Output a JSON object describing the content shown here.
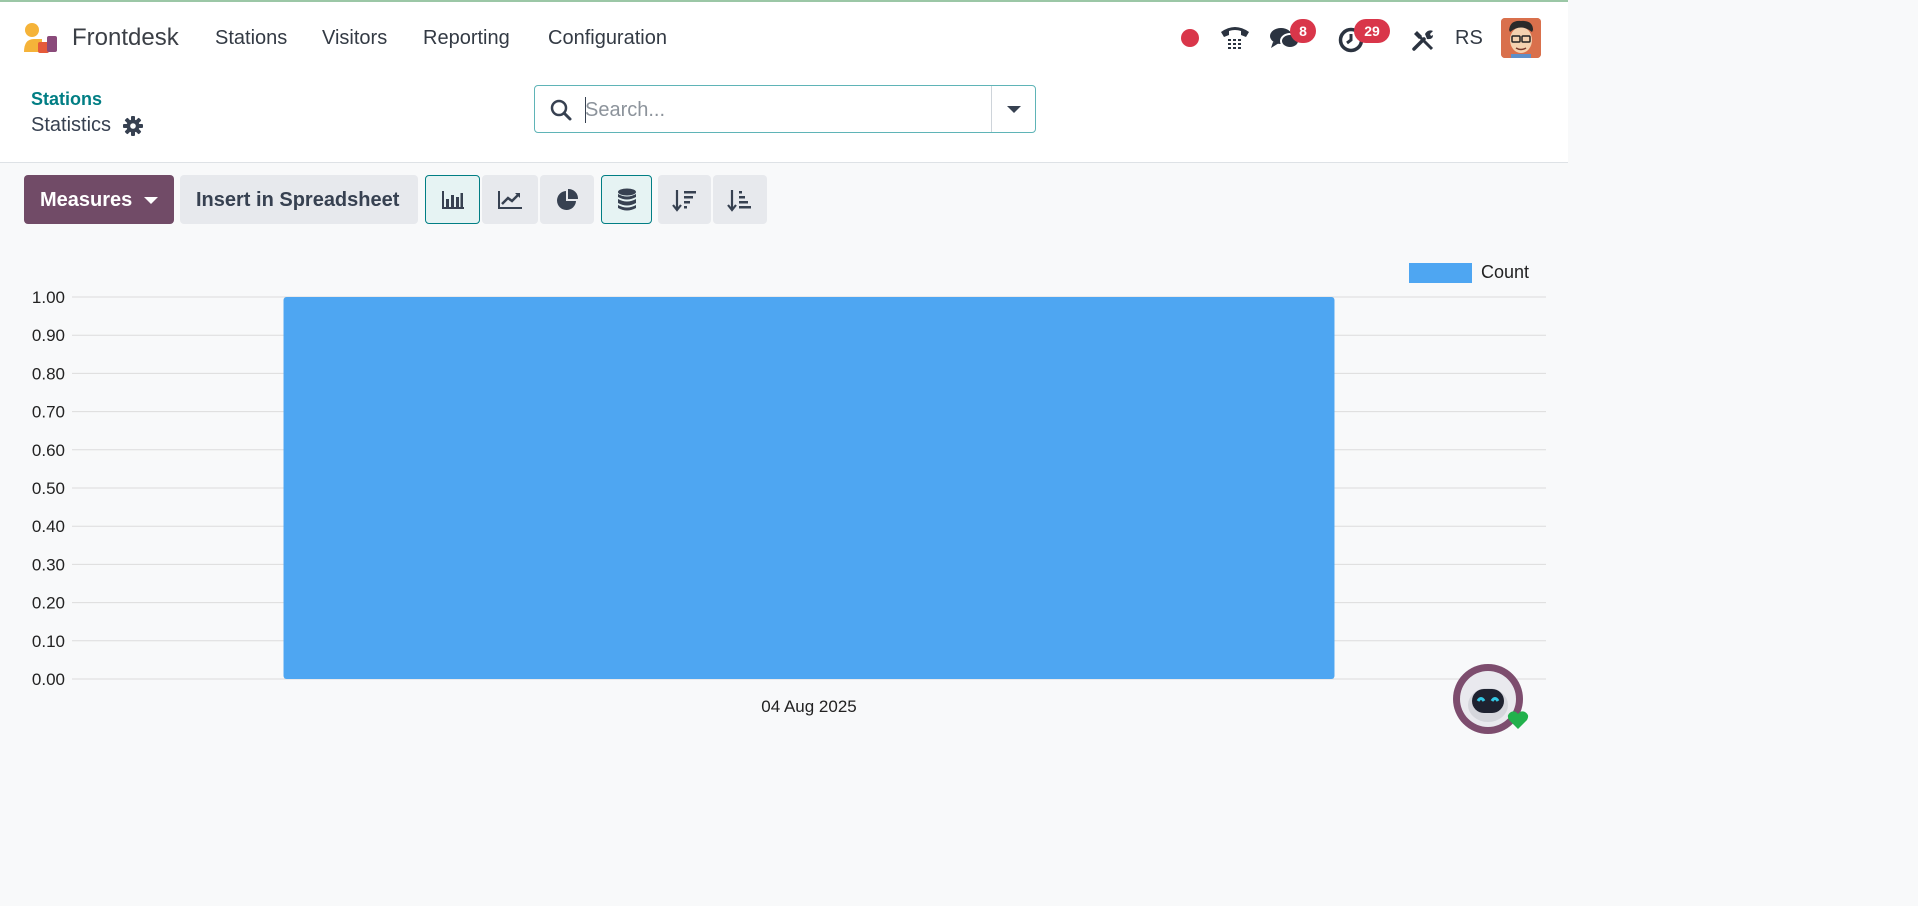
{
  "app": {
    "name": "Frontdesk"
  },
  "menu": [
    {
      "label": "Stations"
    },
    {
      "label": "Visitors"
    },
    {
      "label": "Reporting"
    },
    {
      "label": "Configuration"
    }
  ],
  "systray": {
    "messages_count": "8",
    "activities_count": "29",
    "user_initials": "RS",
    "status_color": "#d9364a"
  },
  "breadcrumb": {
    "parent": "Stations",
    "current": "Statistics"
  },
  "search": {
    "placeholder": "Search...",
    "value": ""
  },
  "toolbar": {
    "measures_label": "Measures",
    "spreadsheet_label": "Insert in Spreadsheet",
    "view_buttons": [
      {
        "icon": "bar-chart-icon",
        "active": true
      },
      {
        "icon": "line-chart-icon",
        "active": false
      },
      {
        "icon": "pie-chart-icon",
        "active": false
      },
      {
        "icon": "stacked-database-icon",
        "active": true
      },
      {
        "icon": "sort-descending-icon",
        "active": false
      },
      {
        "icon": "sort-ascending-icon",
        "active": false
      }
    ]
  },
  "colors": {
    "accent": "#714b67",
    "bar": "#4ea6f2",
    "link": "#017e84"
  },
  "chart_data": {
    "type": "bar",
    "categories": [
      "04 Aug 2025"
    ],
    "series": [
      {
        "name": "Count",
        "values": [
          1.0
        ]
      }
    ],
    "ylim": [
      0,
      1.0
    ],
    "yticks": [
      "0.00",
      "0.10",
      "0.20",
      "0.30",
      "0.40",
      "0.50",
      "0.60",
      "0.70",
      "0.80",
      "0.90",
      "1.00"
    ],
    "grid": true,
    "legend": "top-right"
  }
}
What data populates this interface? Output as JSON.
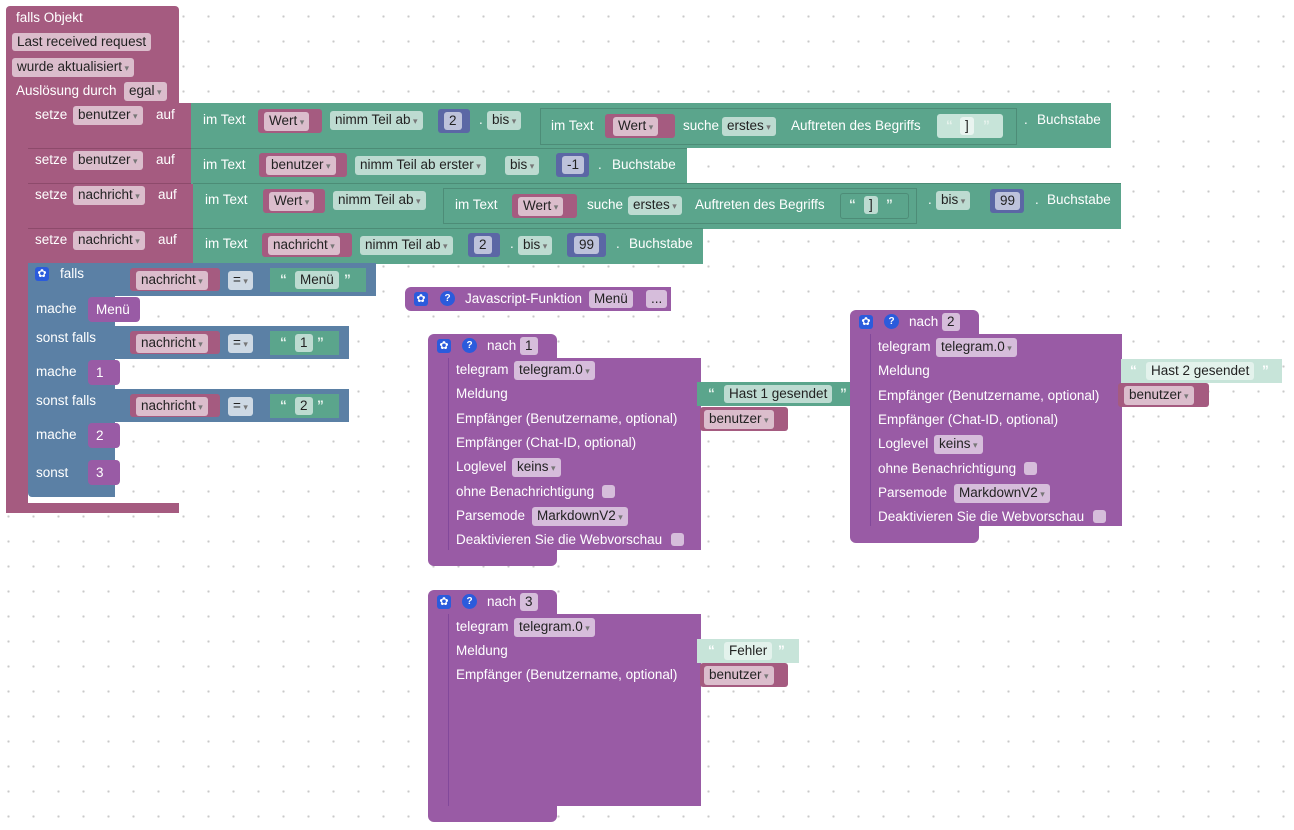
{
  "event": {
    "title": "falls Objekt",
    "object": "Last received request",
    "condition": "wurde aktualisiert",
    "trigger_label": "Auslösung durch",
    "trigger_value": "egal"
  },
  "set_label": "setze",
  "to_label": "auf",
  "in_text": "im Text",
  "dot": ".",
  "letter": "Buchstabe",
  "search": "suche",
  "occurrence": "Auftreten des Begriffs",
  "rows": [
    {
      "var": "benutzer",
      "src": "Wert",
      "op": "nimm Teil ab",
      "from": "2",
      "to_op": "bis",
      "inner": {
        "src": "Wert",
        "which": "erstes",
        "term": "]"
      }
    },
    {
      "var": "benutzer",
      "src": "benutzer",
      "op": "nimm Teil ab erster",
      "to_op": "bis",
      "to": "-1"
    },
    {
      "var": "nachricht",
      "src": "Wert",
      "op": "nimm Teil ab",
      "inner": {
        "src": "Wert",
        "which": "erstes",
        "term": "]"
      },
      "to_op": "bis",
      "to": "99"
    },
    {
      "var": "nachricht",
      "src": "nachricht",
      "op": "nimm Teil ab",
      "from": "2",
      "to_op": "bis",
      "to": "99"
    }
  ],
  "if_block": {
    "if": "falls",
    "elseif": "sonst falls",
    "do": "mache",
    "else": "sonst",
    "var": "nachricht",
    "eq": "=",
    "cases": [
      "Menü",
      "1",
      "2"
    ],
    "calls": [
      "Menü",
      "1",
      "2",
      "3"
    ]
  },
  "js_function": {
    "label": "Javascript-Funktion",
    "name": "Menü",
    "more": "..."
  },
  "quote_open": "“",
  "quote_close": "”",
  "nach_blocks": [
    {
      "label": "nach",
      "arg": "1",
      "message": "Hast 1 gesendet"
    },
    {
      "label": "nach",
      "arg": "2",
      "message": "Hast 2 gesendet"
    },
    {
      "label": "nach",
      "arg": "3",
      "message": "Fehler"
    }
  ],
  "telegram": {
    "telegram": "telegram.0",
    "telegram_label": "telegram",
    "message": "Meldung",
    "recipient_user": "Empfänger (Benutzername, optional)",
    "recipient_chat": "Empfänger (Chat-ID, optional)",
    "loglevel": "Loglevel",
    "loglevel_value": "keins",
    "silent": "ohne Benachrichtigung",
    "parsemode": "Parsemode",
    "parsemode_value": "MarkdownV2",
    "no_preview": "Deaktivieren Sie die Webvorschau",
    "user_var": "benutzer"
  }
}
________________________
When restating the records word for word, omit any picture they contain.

Output a JSON object describing the content shown here.
{
  "app": {
    "name": "Frontdesk"
  },
  "menu": [
    {
      "label": "Stations"
    },
    {
      "label": "Visitors"
    },
    {
      "label": "Reporting"
    },
    {
      "label": "Configuration"
    }
  ],
  "systray": {
    "messages_count": "8",
    "activities_count": "29",
    "user_initials": "RS",
    "status_color": "#d9364a"
  },
  "breadcrumb": {
    "parent": "Stations",
    "current": "Statistics"
  },
  "search": {
    "placeholder": "Search...",
    "value": ""
  },
  "toolbar": {
    "measures_label": "Measures",
    "spreadsheet_label": "Insert in Spreadsheet",
    "view_buttons": [
      {
        "icon": "bar-chart-icon",
        "active": true
      },
      {
        "icon": "line-chart-icon",
        "active": false
      },
      {
        "icon": "pie-chart-icon",
        "active": false
      },
      {
        "icon": "stacked-database-icon",
        "active": true
      },
      {
        "icon": "sort-descending-icon",
        "active": false
      },
      {
        "icon": "sort-ascending-icon",
        "active": false
      }
    ]
  },
  "colors": {
    "accent": "#714b67",
    "bar": "#4ea6f2",
    "link": "#017e84"
  },
  "chart_data": {
    "type": "bar",
    "categories": [
      "04 Aug 2025"
    ],
    "series": [
      {
        "name": "Count",
        "values": [
          1.0
        ]
      }
    ],
    "ylim": [
      0,
      1.0
    ],
    "yticks": [
      "0.00",
      "0.10",
      "0.20",
      "0.30",
      "0.40",
      "0.50",
      "0.60",
      "0.70",
      "0.80",
      "0.90",
      "1.00"
    ],
    "grid": true,
    "legend": "top-right"
  }
}
What data populates this interface? Output as JSON.
{
  "event": {
    "title": "falls Objekt",
    "object": "Last received request",
    "condition": "wurde aktualisiert",
    "trigger_label": "Auslösung durch",
    "trigger_value": "egal"
  },
  "set_label": "setze",
  "to_label": "auf",
  "in_text": "im Text",
  "dot": ".",
  "letter": "Buchstabe",
  "search": "suche",
  "occurrence": "Auftreten des Begriffs",
  "rows": [
    {
      "var": "benutzer",
      "src": "Wert",
      "op": "nimm Teil ab",
      "from": "2",
      "to_op": "bis",
      "inner": {
        "src": "Wert",
        "which": "erstes",
        "term": "]"
      }
    },
    {
      "var": "benutzer",
      "src": "benutzer",
      "op": "nimm Teil ab erster",
      "to_op": "bis",
      "to": "-1"
    },
    {
      "var": "nachricht",
      "src": "Wert",
      "op": "nimm Teil ab",
      "inner": {
        "src": "Wert",
        "which": "erstes",
        "term": "]"
      },
      "to_op": "bis",
      "to": "99"
    },
    {
      "var": "nachricht",
      "src": "nachricht",
      "op": "nimm Teil ab",
      "from": "2",
      "to_op": "bis",
      "to": "99"
    }
  ],
  "if_block": {
    "if": "falls",
    "elseif": "sonst falls",
    "do": "mache",
    "else": "sonst",
    "var": "nachricht",
    "eq": "=",
    "cases": [
      "Menü",
      "1",
      "2"
    ],
    "calls": [
      "Menü",
      "1",
      "2",
      "3"
    ]
  },
  "js_function": {
    "label": "Javascript-Funktion",
    "name": "Menü",
    "more": "..."
  },
  "quote_open": "“",
  "quote_close": "”",
  "nach_blocks": [
    {
      "label": "nach",
      "arg": "1",
      "message": "Hast 1 gesendet"
    },
    {
      "label": "nach",
      "arg": "2",
      "message": "Hast 2 gesendet"
    },
    {
      "label": "nach",
      "arg": "3",
      "message": "Fehler"
    }
  ],
  "telegram": {
    "telegram": "telegram.0",
    "telegram_label": "telegram",
    "message": "Meldung",
    "recipient_user": "Empfänger (Benutzername, optional)",
    "recipient_chat": "Empfänger (Chat-ID, optional)",
    "loglevel": "Loglevel",
    "loglevel_value": "keins",
    "silent": "ohne Benachrichtigung",
    "parsemode": "Parsemode",
    "parsemode_value": "MarkdownV2",
    "no_preview": "Deaktivieren Sie die Webvorschau",
    "user_var": "benutzer"
  }
}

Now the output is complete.